    • ‘I've ranted merrily about this in the past, and regular readers are doubtless bored silly by my views.’
    • ‘For the same reason detailed descriptions of food rather bore me: either be there, doing it, having it, eating it, or get a life.’
    • ‘I'll give it a go next week, but imagine that this will quickly bore me.’
    • ‘It was a personal experience and would probably bore you silly and I don't want to leave you in charge of a computer whilst you're asleep.’
    • ‘She was rather bored with her life in a small town in East Anglia and there and then decided to sell her house and join her son in New Zealand.’
    • ‘He became quickly bored by their talk.’
    • ‘I can't put my finger on a single reason but I am rather bored of the whole media bias trip that so many US bloggers are on as well the shouty style adopted.’
    • ‘It's a pretty good story, actually, though I get bored by cards very quickly.’
    • ‘Cancer and Virgo would both find it hard to cope with your aloofness, whilst Aries would quickly bore you once the superficial attraction had passed.’
    • ‘The story went that their daughter was bored silly after a couple of days at the resort and cried to get back home to her friends.’
    • ‘Whenever a person tries to bore you with endless talk on dull topics and unrelated ones, silence him to encore again by inserting cotton into your ears or listening to songs from a walkman.’
    • ‘Of course, it should be known that the scene will bore me quickly.’
    • ‘It made no sense and I was bored silly, just waiting for it to end so we could get on with the scheduled video.’
    • ‘Even if it can't kill you, too much niceness can still bore you silly.’
    • ‘Both quickly bored me, although one generated views realistic enough to cause car sickness.’
    be tedious to, pall on, stultify, stupefy, weary, tire, fatigue, send to sleep, exhaust, wear out, leave cold
    bore to tears, bore to death, bore out of one's mind, bore stiff, bore rigid, bore stupid
    turn off
    hebetate
    View synonyms
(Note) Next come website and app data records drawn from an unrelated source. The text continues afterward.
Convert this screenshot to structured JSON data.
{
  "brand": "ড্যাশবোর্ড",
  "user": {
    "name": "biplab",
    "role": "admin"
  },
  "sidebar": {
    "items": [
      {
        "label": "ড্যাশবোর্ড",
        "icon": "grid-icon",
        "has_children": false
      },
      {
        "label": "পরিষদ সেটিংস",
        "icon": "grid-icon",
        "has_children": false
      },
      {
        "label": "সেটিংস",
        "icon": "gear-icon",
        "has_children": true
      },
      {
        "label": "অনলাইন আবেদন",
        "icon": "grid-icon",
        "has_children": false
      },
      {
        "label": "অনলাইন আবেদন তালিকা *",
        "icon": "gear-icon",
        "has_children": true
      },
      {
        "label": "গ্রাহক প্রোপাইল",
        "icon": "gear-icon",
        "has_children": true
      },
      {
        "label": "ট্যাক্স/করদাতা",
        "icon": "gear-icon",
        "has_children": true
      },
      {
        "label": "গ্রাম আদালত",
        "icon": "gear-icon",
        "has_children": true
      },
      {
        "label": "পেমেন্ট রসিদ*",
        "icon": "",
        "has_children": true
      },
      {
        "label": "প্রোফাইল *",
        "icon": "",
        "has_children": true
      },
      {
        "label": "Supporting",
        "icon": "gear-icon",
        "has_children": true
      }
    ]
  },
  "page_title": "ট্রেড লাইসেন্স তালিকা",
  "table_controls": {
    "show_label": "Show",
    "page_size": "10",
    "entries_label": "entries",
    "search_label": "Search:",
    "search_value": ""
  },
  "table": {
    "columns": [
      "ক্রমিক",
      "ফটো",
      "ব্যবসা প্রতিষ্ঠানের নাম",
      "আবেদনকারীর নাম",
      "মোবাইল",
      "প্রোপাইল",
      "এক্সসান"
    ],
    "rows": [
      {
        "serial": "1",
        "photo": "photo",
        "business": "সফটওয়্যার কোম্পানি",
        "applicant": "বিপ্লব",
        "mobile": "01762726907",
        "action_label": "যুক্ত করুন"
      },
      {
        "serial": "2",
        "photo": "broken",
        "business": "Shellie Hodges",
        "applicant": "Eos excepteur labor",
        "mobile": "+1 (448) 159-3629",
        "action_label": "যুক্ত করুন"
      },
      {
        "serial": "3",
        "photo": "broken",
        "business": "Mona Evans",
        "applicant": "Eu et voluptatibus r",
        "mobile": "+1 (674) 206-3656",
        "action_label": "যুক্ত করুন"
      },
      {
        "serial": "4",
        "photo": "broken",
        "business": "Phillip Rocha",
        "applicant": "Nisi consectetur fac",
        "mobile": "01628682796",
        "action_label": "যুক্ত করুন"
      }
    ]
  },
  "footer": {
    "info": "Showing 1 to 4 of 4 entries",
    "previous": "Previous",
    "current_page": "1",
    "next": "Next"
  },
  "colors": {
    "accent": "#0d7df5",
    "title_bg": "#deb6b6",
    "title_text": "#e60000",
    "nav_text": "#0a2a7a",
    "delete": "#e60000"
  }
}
Origin

Mid 18th century (as a verb): of unknown origin.

Pronunciation:

bore

/bɔː/

Main definitions of bore in English

: bore1bore2bore3bore4

bore3

noun

  • A steep-fronted wave caused by the meeting of two tides or by the constriction of a tide rushing up a narrow estuary.

    eagre
    • ‘The Severn Bore is one of Britain's few truly spectacular natural phenomena.’
    • ‘On the Shubenacadie River, the tidal bore and rapidly rising tide results in extremely turbulent waters.’
    • ‘The largest bores occur on 25 days a year, in the morning and evening, with biggest bores on tides over 32’.’
    • ‘The bore corresponds to a tidal wave that appears at the same time that the tide comes up.’
    • ‘Experiments in a laboratory wave tank show that interactions between bores refracted by a prowlike beach can produce jets in which the velocity is nearly twice the bore's phase speed.’
    • ‘The longtime Brazilian bore aficionado achieved an unbelievable record of surfing non-stop for 10.1 km (6.3 miles) down Brazil's famous river bore wave, called the Pororoca.’

Origin

Early 17th century: perhaps from Old Norse bára wave; the term was used in the general sense ‘billow, wave’ in Middle English.

Pronunciation:

bore

/bɔː/

Main definitions of bore in English

: bore1bore2bore3bore4

bore4

Pronunciation:

bore

/bɔː/